Fundamentally that advice to stop worrying about expressing yourself as a writer and focus on delivering compelling experiences to your readers is as fundamental as Dale Carnegie's advice to talk in terms of the other person's interest. Your readers only care about what's in it for them.

Editor Victoria Mixon expressed the difference between expression and experience in a post on the Write to Done blog: 
Writing fiction isn’t expressing yourself, it’s creating an experience for your reader. 
And yet we all write because we love it. Right? I’m not sitting here at my desk thinking about you. I’m actually sitting here thinking about me, about the fact that I know something important and I want you to get a kick out of learning it from me. Which leads me inevitably to admit that the reader is the only one in this relationship who counts. I might very well have something you need, but if you don’t want it I’ve done all this work for nothing. Not only that, but you’re not here just for what I know, you’re here for the experience of learning it, and even more than that you’re here for the indescribable magic that happens when you find yourself sandwiched between what you’re learning and how you feel about learning it. That’s the magic that changes a reader’s life. And the writer’s job is working that magic.

Deren blogs daily at The Laws of Making.


Scott said...

Sometimes, I think, we read and write for the same reason: for the entertainment of a good story, whether it comes from a page or our own head. There are plenty of other reasons, as you mentioned, but sometimes it just comes down to that. Writing is an awful lot of work to get to a story, but if it doesn't entertain me, it won't entertain you.

Julie Daines said...

As a reader, I also believe it all comes down to a good story. How many times have we read a book where the execution is lacking or the writing is lousy, but because the story is so compelling, we read on and love it anyway? It happens all the time. A good story that is also well-written, now that is a gem indeed!

Paul West said...

I agree the story needs to be compelling or it won't be read, but how many of us can set ourselves aside and just write a compelling story. There's got to be a little of us, our thoughts, our desires, our opinions, etc., in every story we write.

I started writing with a goal in mind - to express my opinions and morals.

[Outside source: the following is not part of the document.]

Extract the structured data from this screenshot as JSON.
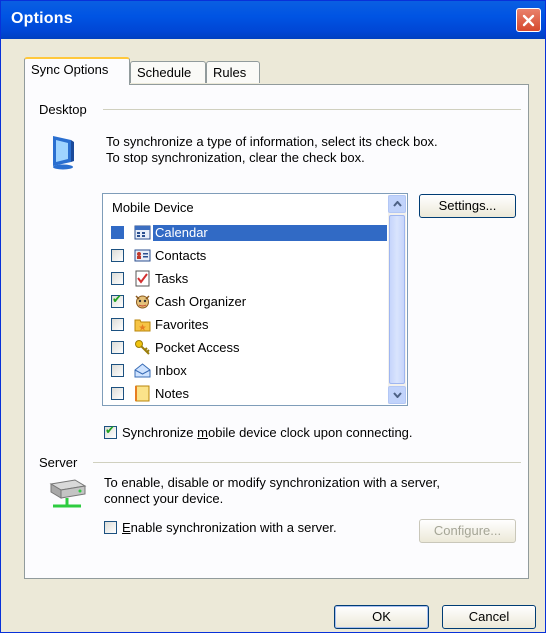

I soon found, however, that as Daren has expressed, if I expect to be read, the story must come first and be compelling. But I still can't see how I cannot express my opinions and morals as I write. It's what I am and what makes my writing mine and not someone else's.

Scott said...

Agreed. There are only so many stories, but they become more interesting because of the writer's personality and the issues that he or she adds to the story.

I started writing a lot back in Jr. High because I had trouble finding books I liked during the transition from kid books to more grown up stories, so I made up my own stories. I think I still write because I like to entertain myself with the stories. But my writing group can tell you that certain themes show up in just about everything I write. We talked about this recently.

Expressing those ideas has never been my (conscious, at least) reason for writing, but they are, I hope, an asset to my stories.

Deren Hansen said...

Writing is clearly about expression. Voice, that elusive magic, is intimately tied to who you are.

Given those inescapable facts, the dichotomous question I asked in the title is really about your primary purpose in writing: what is it you think you'll accomplish with your literary undertaking?

The eye-opener for me was that if it's all about you, you'll have a hard time finding and keeping an audience. If it's about your readers and something they might enjoy, then it's a very different (and far more enjoyable) ball game.

Scott said...

My hope is that if I write something that entertains me, it will entertain others as well. If I have any higher goal, I guess it's to help turn boys on to reading in that mg/tween/ya age group when boys don't like reading, by giving them something they enjoy. But I really don't think about that while I'm writing. I just want to have fun with a new story.